-DM

1. Is there enough information to work out the gain of this circuit?

Yes, there is enough information to work out the gain of this circuit.

2. If so, what is the voltage gain of the circuit?

The gain of  this circuit can be calculated by RC/Re, where Re is the  internal resistance of the transistor at BE junction.

3. Is it a good amplifier?

It can be used as a very small signal high gain amplifier but it is not stable.  No, it is not  good as amplifier.

4.  If not, what would you do to mitigate for its limitations?

This amplifier configuration is highly  sensitive to temperature variations as Re is temperature dependent.

The gain will also be very high due to low Re and hence would be unstable.

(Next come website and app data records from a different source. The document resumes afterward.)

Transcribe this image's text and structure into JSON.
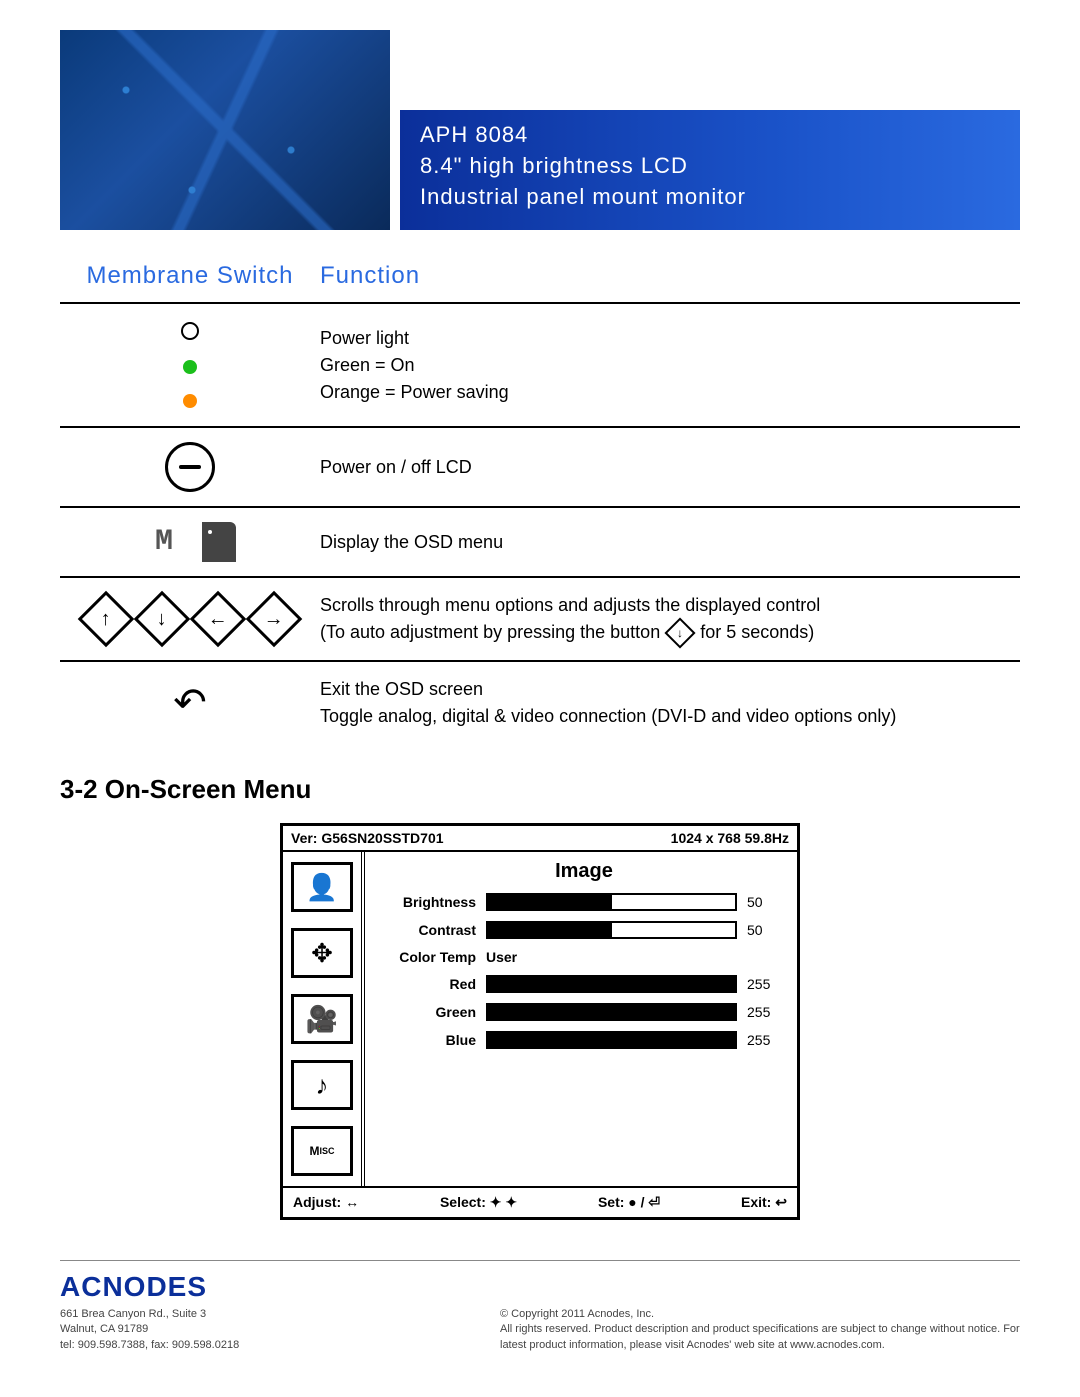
{
  "header": {
    "model": "APH 8084",
    "line2": "8.4\" high brightness LCD",
    "line3": "Industrial panel mount monitor"
  },
  "columns": {
    "icon": "Membrane Switch",
    "desc": "Function"
  },
  "rows": {
    "power_light": {
      "d1": "Power light",
      "d2": "Green = On",
      "d3": "Orange = Power saving"
    },
    "power_btn": {
      "d": "Power on / off LCD"
    },
    "menu_btn": {
      "d": "Display the OSD menu"
    },
    "arrows": {
      "d1": "Scrolls through menu options and adjusts the displayed control",
      "d2_a": "(To auto adjustment by pressing the button",
      "d2_b": " for 5 seconds)"
    },
    "exit": {
      "d1": "Exit the OSD screen",
      "d2": "Toggle analog, digital & video connection (DVI-D and video options only)"
    }
  },
  "section": "3-2  On-Screen Menu",
  "osd": {
    "ver": "Ver: G56SN20SSTD701",
    "mode": "1024 x 768  59.8Hz",
    "pane": "Image",
    "items": {
      "brightness": {
        "label": "Brightness",
        "value": 50,
        "max": 100
      },
      "contrast": {
        "label": "Contrast",
        "value": 50,
        "max": 100
      },
      "colortemp": {
        "label": "Color Temp",
        "text": "User"
      },
      "red": {
        "label": "Red",
        "value": 255,
        "max": 255
      },
      "green": {
        "label": "Green",
        "value": 255,
        "max": 255
      },
      "blue": {
        "label": "Blue",
        "value": 255,
        "max": 255
      }
    },
    "hints": {
      "adjust": "Adjust: ↔",
      "select": "Select: ✦ ✦",
      "set": "Set: ● / ⏎",
      "exit": "Exit: ↩"
    }
  },
  "footer": {
    "brand": "ACNODES",
    "addr1": "661 Brea Canyon Rd., Suite 3",
    "addr2": "Walnut, CA 91789",
    "addr3": "tel: 909.598.7388, fax: 909.598.0218",
    "copy": "© Copyright 2011 Acnodes, Inc.",
    "legal": "All rights reserved. Product description and product specifications are subject to change without notice. For latest product information, please visit Acnodes' web site at www.acnodes.com."
  }
}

To get over these limitations , a resistor is RE is added from emitter to ground of the transistor.

This Resistor will add negative feedback at emitter and stabilise the transistor but  reduce the gain.

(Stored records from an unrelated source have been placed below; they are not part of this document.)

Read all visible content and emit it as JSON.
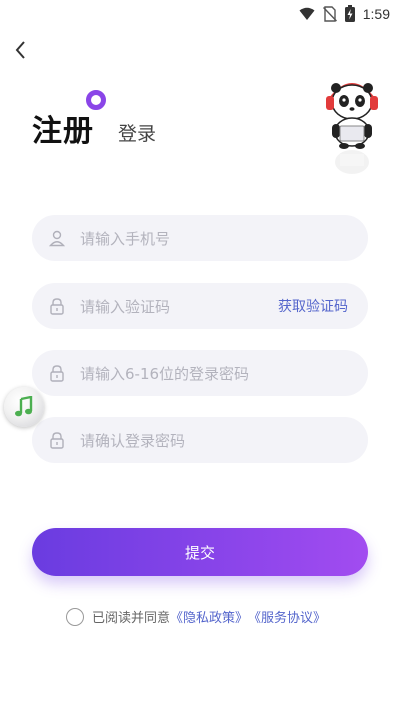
{
  "status_bar": {
    "time": "1:59",
    "icons": [
      "wifi-icon",
      "no-sim-icon",
      "battery-charging-icon"
    ]
  },
  "nav": {
    "back_icon": "chevron-left-icon"
  },
  "tabs": {
    "register": "注册",
    "login": "登录",
    "accent_color": "#8a45e8"
  },
  "mascot": {
    "icon": "panda-headphones-icon"
  },
  "form": {
    "phone": {
      "placeholder": "请输入手机号",
      "icon": "user-icon"
    },
    "code": {
      "placeholder": "请输入验证码",
      "icon": "lock-icon",
      "action": "获取验证码"
    },
    "password": {
      "placeholder": "请输入6-16位的登录密码",
      "icon": "lock-icon"
    },
    "confirm": {
      "placeholder": "请确认登录密码",
      "icon": "lock-icon"
    }
  },
  "floating": {
    "icon": "music-note-icon"
  },
  "submit": {
    "label": "提交"
  },
  "agreement": {
    "text": "已阅读并同意",
    "privacy": "《隐私政策》",
    "service": "《服务协议》",
    "link_color": "#5566cc"
  }
}
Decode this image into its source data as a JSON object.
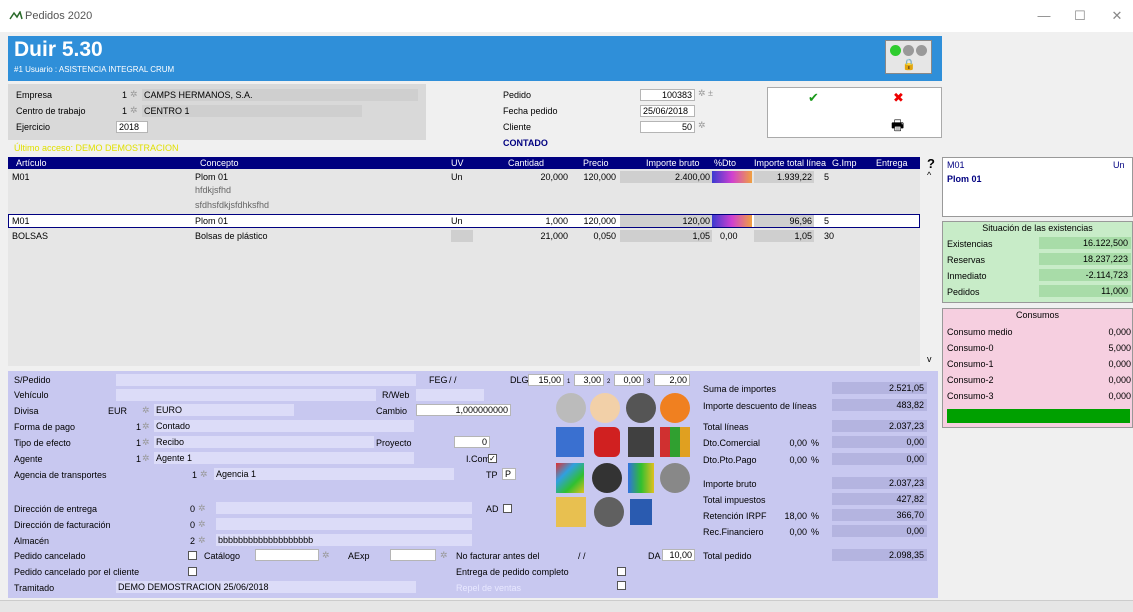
{
  "window": {
    "title": "Pedidos 2020"
  },
  "header": {
    "version": "Duir 5.30",
    "user": "#1 Usuario : ASISTENCIA INTEGRAL CRUM"
  },
  "top": {
    "empresa_label": "Empresa",
    "empresa_code": "1",
    "empresa_name": "CAMPS HERMANOS, S.A.",
    "centro_label": "Centro de trabajo",
    "centro_code": "1",
    "centro_name": "CENTRO 1",
    "ejercicio_label": "Ejercicio",
    "ejercicio_value": "2018",
    "ultimo_acceso": "Último acceso: DEMO DEMOSTRACION",
    "pedido_label": "Pedido",
    "pedido_value": "100383",
    "fecha_label": "Fecha pedido",
    "fecha_value": "25/06/2018",
    "cliente_label": "Cliente",
    "cliente_value": "50",
    "contado": "CONTADO"
  },
  "buttons": {
    "accept": "✔",
    "cancel": "✖",
    "print": "🖶",
    "help": "?"
  },
  "table": {
    "headers": [
      "Artículo",
      "Concepto",
      "UV",
      "Cantidad",
      "Precio",
      "Importe bruto",
      "%Dto",
      "Importe total línea",
      "G.Imp",
      "Entrega"
    ],
    "rows": [
      {
        "articulo": "M01",
        "concepto": "Plom 01",
        "uv": "Un",
        "cantidad": "20,000",
        "precio": "120,000",
        "bruto": "2.400,00",
        "dto": "",
        "total": "1.939,22",
        "gimp": "5",
        "extra1": "hfdkjsfhd",
        "extra2": "sfdhsfdkjsfdhksfhd"
      },
      {
        "articulo": "M01",
        "concepto": "Plom 01",
        "uv": "Un",
        "cantidad": "1,000",
        "precio": "120,000",
        "bruto": "120,00",
        "dto": "",
        "total": "96,96",
        "gimp": "5"
      },
      {
        "articulo": "BOLSAS",
        "concepto": "Bolsas de plástico",
        "uv": "",
        "cantidad": "21,000",
        "precio": "0,050",
        "bruto": "1,05",
        "dto": "0,00",
        "total": "1,05",
        "gimp": "30"
      }
    ]
  },
  "bottom": {
    "spedido": "S/Pedido",
    "vehiculo": "Vehículo",
    "rweb": "R/Web",
    "feg": "FEG",
    "feg_val": "/ /",
    "dlg": "DLG",
    "dlg1": "15,00",
    "dlg2": "3,00",
    "dlg3": "0,00",
    "dlg4": "2,00",
    "dlg_n1": "1",
    "dlg_n2": "2",
    "dlg_n3": "3",
    "divisa": "Divisa",
    "divisa_code": "EUR",
    "divisa_name": "EURO",
    "cambio": "Cambio",
    "cambio_val": "1,000000000",
    "forma": "Forma de pago",
    "forma_code": "1",
    "forma_name": "Contado",
    "tipo": "Tipo de efecto",
    "tipo_code": "1",
    "tipo_name": "Recibo",
    "proyecto": "Proyecto",
    "proyecto_val": "0",
    "agente": "Agente",
    "agente_code": "1",
    "agente_name": "Agente 1",
    "icom": "I.Com",
    "agencia": "Agencia de transportes",
    "agencia_code": "1",
    "agencia_name": "Agencia 1",
    "tp": "TP",
    "tp_val": "P",
    "dir_entrega": "Dirección de entrega",
    "dir_entrega_val": "0",
    "ad": "AD",
    "dir_fact": "Dirección de facturación",
    "dir_fact_val": "0",
    "almacen": "Almacén",
    "almacen_code": "2",
    "almacen_name": "bbbbbbbbbbbbbbbbbbb",
    "cancelado": "Pedido cancelado",
    "catalogo": "Catálogo",
    "aexp": "AExp",
    "no_facturar": "No facturar antes del",
    "no_facturar_val": "/ /",
    "da": "DA",
    "da_val": "10,00",
    "cancelado_cliente": "Pedido cancelado por el cliente",
    "entrega_completo": "Entrega de pedido completo",
    "tramitado": "Tramitado",
    "tramitado_val": "DEMO DEMOSTRACION 25/06/2018",
    "repel": "Repel de ventas"
  },
  "totals": {
    "suma": "Suma de importes",
    "suma_val": "2.521,05",
    "desc": "Importe descuento de líneas",
    "desc_val": "483,82",
    "total_lineas": "Total líneas",
    "total_lineas_val": "2.037,23",
    "dto_com": "Dto.Comercial",
    "dto_com_pct": "0,00",
    "dto_com_val": "0,00",
    "dto_pp": "Dto.Pto.Pago",
    "dto_pp_pct": "0,00",
    "dto_pp_val": "0,00",
    "bruto": "Importe bruto",
    "bruto_val": "2.037,23",
    "impuestos": "Total impuestos",
    "impuestos_val": "427,82",
    "irpf": "Retención IRPF",
    "irpf_pct": "18,00",
    "irpf_val": "366,70",
    "recfin": "Rec.Financiero",
    "recfin_pct": "0,00",
    "recfin_val": "0,00",
    "total": "Total pedido",
    "total_val": "2.098,35",
    "pct": "%"
  },
  "side": {
    "art": "M01",
    "unit": "Un",
    "name": "Plom 01",
    "exist_title": "Situación de las existencias",
    "existencias": "Existencias",
    "existencias_val": "16.122,500",
    "reservas": "Reservas",
    "reservas_val": "18.237,223",
    "inmediato": "Inmediato",
    "inmediato_val": "-2.114,723",
    "pedidos": "Pedidos",
    "pedidos_val": "11,000",
    "cons_title": "Consumos",
    "medio": "Consumo medio",
    "medio_val": "0,000",
    "c0": "Consumo-0",
    "c0_val": "5,000",
    "c1": "Consumo-1",
    "c1_val": "0,000",
    "c2": "Consumo-2",
    "c2_val": "0,000",
    "c3": "Consumo-3",
    "c3_val": "0,000"
  },
  "colors": {
    "header": "#2f8fd9",
    "table_head": "#000080",
    "bottom": "#c8c8f0",
    "green": "#c8ecc8",
    "pink": "#f6cfe0"
  }
}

The Gain now would be RC / (RE + Re).

To make the gain independent of Re, RE is made bigger than Re to make its effect negligible , hence getting over temperature variations.

If a higher gain is still required , for AC signals, a capacitor CE can be added across RE, this will bring back the gain to RC/Re.

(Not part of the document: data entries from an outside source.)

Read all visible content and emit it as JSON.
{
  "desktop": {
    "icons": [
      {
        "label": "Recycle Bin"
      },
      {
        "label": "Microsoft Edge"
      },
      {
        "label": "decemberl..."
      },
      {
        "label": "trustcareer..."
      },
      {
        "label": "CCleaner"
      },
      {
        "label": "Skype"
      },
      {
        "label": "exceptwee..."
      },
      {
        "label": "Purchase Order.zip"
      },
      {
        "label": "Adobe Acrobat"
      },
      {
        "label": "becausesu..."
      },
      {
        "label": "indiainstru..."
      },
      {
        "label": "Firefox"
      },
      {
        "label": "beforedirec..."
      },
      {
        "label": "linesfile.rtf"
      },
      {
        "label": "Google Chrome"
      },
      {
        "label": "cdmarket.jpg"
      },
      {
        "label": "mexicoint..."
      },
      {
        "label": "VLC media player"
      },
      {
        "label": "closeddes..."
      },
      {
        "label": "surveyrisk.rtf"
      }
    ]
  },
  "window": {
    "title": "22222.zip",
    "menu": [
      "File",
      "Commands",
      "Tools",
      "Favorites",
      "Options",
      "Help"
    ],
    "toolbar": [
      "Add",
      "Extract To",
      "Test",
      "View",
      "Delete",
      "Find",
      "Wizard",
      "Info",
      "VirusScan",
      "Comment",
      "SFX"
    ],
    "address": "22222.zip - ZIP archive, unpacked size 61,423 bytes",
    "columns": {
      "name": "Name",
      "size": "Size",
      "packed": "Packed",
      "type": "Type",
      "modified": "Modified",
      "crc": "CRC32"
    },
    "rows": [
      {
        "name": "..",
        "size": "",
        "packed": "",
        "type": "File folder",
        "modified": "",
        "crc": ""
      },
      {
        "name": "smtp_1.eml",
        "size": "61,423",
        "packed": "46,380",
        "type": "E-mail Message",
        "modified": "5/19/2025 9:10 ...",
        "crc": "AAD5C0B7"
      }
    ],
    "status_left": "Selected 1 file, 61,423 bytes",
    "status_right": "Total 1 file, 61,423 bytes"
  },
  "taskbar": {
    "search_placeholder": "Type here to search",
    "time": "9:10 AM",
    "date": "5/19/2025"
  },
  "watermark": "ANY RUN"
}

• 1. Given the conditions, the transistor should be in its linear region. Assuming small signal voltage gain is what we mean by gain "Av= vout / vs", then we need the Rc value to evaluate Av= beta * Rc / hie (hie is the input impedance in the BJT hybrid parameters model)

2. Av= beta * Rc / hie ( Rs considered negligeable)

3. Very sensitive to temperature variations

4. You can add a resistor between emitter and ground (that will introduce a negative feedback for stabilization) and maybe a capacitor in parallel.

• 1. No, the amplification depends on the current gain of the Transistor an on its Base-Emitter diode characteristics.

2. -

3. No, its amplification is very dependent on the actual transistor, and its temperature. The operating point will not be stable and thus the available voltage range at the output is not guaranteed

4. The amplifier should be enhanced by an Emitter resistor to stabilize operating point of the amplifier. If a high gain is desired, an additional R-C in parallel to this emitter resistor will enhance gain.

• 1. No, the amplification depends on the current gain of the Transistor an on its Base-Emitter diode characteristics.

2. -

3. No, its amplification is very dependent on the actual transistor, and its temperature. The operating point will not be stable and thus the available voltage range at the output is not guaranteed

4. The amplifier should be enhanced by an Emitter resistor to stabilize operating point of the amplifier. If a high gain is desired, an additional R-C in parallel to this emitter resistor will enhance gain.

• Thanks Michel for your extensive  explanation on this circuit! Answer to question 1 is correct! A lot can be said when you know the Vout is set at the middle of VCC.

Concerning questions 2, 3 and 4, some different interpretations / appreciations can be made; we can wait for other feedback to compare their arguments. But your remark related to the temperature effect is true.

• Thanks Doug! Yes, the "gain" mentioned here is of course related to the small signal gain! Your reasoning conducting to the gain estimation is brillant! We will see later how other will describe this circuit! May be some comment from the original author...

• Thanks Rajesh for your prompt reply! Correct to say temperature variation is the weak point of this circuit, which can still be seen as an amplifier since it is capable to magnify a few tens of mV (at Vs) to several volts at Vout with very standard BJTs such as BC107, BC108 or BC109. We will hear from others to conclude further...

• Merci Gaetano! Answers 1, 3 and 4 are fully correct! On question 2, may be if you elaborate further you can come to a gain expression that gives Ac independent of beta (if beta is large, above 80; which is the case with standard BJTs like BC107, BC108 or BC109 having beta of several hundreds. But let's see our coming other feedback!